In an opinion column at The Scientist, Lisa Cosgrove — associate professor at the University of Massachusetts and research lab fellow at the Edmond J. Safra Center for Ethics at Harvard University — says bias in research is "unavoidable," and it's time the scientific community faced the issue rather than pretending it doesn't exist. And disclosing financial conflicts of interest isn't enough, she adds. "Many argue that subjectivity in the research process and the potential for bias can be eradicated by strict adherence to the scientific method and transparency about industry relationships," Cosgrove says. "Together, scientists believe, these practices can guarantee evidence-based research that leads to the discovery and dissemination of 'objective' scientific truths. The assumption is that the reporting of biased results is a 'bad apple' problem — a few corrupt individuals engaging in research fraud. But what we have today is a bad barrel." It has been shown over and over that transparency alone isn't enough, and that objectivity doesn't necessarily result from "adherence to the scientific method," she adds.

The Scan

Fertility Fraud Found

Consumer genetic testing has uncovered cases of fertility fraud that are leading to lawsuits, according to USA Today.

Ties Between Vigorous Exercise, ALS in Genetically At-Risk People

Regular strenuous exercise could contribute to motor neuron disease development among those already at genetic risk, Sky News reports.

Test Warning

The Guardian writes that the US regulators have warned against using a rapid COVID-19 test that is a key part of mass testing in the UK.

Science Papers Examine Feedback Mechanism Affecting Xist, Continuous Health Monitoring for Precision Medicine

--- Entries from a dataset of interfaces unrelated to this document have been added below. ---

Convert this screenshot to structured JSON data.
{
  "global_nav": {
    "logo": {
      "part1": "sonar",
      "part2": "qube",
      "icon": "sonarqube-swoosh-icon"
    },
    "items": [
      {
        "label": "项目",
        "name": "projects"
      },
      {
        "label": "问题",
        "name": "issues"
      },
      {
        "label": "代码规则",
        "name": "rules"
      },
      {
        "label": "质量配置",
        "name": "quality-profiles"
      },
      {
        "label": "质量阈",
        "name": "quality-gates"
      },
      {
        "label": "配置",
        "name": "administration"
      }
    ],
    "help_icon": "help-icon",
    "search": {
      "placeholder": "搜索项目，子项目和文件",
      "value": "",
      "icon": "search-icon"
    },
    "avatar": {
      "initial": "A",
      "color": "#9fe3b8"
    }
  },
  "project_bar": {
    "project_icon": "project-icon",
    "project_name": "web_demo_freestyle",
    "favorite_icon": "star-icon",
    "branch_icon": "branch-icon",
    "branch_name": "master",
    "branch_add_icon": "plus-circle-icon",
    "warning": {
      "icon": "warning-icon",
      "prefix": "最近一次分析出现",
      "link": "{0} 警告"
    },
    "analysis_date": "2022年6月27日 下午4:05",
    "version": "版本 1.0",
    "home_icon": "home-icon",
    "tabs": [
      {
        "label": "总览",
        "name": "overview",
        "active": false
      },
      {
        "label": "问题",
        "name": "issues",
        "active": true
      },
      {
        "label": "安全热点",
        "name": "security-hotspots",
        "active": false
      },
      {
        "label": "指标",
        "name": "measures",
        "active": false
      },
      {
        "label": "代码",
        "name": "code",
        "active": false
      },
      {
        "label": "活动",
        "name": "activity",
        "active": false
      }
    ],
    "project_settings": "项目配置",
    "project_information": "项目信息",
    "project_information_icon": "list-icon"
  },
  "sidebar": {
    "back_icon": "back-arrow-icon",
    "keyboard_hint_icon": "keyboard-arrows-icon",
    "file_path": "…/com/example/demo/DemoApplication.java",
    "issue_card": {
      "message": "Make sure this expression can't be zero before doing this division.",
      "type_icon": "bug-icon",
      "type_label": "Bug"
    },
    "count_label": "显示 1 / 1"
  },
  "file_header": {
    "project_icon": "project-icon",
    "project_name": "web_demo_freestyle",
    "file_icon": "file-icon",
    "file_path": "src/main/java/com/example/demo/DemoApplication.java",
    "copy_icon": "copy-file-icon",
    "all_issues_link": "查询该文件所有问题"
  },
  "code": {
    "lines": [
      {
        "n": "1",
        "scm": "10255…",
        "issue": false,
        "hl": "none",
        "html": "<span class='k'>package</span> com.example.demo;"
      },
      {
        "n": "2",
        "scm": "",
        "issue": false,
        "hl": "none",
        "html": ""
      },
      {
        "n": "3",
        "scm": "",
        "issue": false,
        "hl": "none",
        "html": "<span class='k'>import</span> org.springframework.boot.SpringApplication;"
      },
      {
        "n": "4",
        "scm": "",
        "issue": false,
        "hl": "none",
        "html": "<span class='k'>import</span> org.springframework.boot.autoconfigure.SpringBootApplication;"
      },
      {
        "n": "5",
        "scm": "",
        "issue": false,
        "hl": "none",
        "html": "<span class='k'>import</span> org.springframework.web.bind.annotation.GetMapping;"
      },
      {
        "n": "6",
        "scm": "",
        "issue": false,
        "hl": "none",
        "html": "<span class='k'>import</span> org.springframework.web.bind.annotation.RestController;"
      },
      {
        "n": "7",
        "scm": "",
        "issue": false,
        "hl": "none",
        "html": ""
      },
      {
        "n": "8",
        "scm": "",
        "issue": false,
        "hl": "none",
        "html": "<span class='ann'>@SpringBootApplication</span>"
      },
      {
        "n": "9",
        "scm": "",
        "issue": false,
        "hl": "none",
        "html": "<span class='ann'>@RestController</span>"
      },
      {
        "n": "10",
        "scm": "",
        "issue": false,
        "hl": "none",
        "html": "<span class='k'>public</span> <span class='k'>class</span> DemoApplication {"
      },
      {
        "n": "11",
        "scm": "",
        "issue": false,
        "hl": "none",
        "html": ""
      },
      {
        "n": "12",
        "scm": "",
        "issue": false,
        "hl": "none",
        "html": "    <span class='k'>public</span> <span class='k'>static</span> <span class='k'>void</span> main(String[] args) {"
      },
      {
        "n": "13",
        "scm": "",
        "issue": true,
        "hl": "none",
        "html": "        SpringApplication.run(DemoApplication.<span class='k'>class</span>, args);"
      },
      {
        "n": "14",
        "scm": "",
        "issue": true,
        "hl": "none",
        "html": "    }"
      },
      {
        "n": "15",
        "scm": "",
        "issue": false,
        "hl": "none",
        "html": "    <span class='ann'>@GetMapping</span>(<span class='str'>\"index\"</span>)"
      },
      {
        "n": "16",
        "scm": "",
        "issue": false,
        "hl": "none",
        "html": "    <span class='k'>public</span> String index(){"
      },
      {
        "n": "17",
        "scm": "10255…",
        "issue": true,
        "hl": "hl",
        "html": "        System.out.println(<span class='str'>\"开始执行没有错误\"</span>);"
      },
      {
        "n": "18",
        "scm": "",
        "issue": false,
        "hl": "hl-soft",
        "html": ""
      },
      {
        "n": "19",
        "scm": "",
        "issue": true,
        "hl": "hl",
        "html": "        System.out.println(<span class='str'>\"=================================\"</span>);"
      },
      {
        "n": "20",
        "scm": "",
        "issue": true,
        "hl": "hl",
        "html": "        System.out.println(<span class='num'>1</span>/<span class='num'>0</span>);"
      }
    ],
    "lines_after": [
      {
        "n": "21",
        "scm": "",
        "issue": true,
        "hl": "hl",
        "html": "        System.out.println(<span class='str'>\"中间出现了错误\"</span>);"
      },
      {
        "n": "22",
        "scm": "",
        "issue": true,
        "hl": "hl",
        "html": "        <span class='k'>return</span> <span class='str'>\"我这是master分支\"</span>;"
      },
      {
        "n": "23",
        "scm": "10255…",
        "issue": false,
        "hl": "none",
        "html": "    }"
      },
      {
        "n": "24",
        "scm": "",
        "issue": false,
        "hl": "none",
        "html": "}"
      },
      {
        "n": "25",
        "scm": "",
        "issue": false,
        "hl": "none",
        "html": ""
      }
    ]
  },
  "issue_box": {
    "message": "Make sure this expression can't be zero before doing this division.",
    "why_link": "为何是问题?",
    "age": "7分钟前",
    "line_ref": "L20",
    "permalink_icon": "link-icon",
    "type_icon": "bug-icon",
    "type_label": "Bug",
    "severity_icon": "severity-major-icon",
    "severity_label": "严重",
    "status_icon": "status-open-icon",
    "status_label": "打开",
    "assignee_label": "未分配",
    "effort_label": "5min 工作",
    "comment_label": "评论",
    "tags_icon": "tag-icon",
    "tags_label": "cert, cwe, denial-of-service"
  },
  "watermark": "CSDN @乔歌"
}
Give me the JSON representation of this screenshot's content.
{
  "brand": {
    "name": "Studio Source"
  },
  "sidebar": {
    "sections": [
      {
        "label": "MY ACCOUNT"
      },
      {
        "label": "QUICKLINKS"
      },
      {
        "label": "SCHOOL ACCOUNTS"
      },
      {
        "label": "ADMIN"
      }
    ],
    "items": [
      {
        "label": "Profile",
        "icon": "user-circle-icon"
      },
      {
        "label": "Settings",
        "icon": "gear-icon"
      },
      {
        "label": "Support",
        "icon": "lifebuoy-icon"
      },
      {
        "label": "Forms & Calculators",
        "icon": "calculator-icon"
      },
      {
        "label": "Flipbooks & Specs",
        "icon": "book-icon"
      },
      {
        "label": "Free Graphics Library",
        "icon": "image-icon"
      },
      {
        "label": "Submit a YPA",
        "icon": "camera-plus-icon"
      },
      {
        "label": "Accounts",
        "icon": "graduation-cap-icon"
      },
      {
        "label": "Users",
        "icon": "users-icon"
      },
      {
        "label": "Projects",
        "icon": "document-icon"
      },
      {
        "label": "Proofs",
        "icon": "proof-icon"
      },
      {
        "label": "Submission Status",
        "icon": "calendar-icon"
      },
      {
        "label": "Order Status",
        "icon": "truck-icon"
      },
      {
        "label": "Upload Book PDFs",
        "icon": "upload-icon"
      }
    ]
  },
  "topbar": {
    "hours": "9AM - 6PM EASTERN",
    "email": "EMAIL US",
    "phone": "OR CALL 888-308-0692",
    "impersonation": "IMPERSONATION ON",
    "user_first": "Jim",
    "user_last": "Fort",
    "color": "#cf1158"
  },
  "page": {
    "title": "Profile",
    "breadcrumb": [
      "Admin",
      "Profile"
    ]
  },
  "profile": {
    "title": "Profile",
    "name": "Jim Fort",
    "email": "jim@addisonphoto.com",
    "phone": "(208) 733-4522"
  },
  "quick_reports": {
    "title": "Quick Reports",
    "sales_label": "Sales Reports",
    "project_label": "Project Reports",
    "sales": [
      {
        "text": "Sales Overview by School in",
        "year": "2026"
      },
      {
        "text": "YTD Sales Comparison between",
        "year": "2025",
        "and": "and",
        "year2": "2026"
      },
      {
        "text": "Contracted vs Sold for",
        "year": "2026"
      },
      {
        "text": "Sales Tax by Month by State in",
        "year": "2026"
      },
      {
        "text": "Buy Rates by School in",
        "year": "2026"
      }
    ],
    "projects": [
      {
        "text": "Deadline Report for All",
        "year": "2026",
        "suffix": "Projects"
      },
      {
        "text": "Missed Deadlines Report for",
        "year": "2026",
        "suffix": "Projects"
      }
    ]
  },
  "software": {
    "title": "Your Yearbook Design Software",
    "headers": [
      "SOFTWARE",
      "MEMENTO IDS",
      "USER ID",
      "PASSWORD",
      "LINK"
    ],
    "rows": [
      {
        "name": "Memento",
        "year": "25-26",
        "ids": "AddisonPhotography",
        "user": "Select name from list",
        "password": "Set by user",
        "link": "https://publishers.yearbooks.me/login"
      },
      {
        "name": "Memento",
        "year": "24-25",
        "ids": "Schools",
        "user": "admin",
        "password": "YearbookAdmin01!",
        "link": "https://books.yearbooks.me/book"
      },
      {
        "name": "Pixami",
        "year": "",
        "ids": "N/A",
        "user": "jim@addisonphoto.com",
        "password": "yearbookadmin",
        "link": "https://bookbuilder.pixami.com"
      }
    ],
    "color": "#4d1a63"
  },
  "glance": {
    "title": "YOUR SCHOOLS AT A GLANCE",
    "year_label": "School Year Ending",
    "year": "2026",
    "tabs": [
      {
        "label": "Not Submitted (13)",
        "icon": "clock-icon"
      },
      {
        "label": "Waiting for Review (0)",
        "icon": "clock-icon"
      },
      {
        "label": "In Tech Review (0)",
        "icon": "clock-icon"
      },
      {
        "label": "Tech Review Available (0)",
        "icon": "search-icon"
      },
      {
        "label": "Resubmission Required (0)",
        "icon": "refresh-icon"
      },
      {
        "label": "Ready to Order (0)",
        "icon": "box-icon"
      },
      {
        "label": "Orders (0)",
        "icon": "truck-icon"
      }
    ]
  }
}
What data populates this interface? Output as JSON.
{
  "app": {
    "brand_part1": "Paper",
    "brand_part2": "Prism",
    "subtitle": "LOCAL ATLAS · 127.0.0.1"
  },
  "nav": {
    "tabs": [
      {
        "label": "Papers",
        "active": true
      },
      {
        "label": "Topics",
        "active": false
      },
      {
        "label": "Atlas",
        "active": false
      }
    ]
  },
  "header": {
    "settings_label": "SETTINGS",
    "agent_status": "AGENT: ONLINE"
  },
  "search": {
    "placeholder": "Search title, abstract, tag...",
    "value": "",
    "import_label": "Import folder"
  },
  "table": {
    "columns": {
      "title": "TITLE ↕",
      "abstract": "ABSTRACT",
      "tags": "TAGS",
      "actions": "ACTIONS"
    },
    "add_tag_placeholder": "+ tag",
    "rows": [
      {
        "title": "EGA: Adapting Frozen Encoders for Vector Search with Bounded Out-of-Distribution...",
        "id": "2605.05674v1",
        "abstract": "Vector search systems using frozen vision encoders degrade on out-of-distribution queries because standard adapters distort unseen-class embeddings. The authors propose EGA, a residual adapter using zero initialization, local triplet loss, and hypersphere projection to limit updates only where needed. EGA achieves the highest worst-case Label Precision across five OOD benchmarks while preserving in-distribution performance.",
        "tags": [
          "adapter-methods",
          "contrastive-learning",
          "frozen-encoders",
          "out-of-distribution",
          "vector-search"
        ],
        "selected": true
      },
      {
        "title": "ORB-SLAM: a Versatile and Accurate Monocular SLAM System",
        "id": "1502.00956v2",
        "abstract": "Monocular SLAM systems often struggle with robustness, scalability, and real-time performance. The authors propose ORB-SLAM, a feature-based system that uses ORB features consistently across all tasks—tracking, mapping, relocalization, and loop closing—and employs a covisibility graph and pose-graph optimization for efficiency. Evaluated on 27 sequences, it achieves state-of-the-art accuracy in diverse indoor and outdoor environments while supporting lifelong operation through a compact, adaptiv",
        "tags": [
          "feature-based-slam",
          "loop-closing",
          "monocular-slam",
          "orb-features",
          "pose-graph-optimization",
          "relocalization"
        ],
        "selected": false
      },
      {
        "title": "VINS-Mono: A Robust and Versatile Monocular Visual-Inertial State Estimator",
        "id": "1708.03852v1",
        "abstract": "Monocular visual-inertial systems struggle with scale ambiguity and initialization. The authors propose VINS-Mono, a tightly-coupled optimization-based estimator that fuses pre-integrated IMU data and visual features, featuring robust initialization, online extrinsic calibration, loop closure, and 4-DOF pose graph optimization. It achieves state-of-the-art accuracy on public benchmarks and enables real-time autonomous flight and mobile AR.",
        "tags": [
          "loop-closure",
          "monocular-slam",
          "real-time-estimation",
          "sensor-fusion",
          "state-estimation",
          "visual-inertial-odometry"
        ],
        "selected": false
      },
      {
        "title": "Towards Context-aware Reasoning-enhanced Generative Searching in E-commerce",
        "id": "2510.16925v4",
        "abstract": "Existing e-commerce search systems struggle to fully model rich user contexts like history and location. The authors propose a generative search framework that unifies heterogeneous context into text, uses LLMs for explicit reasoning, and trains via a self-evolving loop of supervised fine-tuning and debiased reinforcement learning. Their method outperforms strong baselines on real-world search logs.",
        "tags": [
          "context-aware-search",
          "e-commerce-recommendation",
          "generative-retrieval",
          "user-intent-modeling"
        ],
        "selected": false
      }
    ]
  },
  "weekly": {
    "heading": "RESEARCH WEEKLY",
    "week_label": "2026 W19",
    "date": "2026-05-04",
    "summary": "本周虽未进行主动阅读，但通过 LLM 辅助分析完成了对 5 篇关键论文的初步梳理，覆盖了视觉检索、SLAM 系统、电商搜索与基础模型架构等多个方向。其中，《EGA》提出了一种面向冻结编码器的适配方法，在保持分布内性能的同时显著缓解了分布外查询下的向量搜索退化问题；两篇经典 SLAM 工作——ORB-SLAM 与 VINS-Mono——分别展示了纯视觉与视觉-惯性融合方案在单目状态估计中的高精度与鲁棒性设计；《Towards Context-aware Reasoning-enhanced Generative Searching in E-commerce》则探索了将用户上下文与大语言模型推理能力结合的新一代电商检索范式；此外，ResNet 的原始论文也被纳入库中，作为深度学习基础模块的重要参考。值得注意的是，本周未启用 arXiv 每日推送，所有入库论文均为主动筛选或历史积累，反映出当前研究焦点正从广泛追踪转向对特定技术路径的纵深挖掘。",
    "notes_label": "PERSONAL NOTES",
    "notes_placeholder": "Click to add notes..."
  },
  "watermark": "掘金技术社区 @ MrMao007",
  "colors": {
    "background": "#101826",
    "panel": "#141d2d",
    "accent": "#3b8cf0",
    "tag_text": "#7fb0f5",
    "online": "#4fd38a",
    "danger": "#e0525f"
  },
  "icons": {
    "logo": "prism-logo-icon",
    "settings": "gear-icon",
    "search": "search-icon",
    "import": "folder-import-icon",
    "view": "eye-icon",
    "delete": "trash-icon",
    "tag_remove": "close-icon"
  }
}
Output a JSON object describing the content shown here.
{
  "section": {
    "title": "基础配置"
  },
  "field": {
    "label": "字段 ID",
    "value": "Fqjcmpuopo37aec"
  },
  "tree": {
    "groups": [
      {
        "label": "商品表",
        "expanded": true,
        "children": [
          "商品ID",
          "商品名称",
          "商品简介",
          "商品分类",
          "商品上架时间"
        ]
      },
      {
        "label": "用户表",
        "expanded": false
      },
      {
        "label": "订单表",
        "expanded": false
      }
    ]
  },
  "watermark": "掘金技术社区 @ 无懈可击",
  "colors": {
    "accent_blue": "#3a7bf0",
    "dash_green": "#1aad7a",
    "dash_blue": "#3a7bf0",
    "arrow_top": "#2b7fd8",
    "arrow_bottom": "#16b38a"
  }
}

In Science this week: analysis of cis confinement of the X-inactive specific transcript, and more.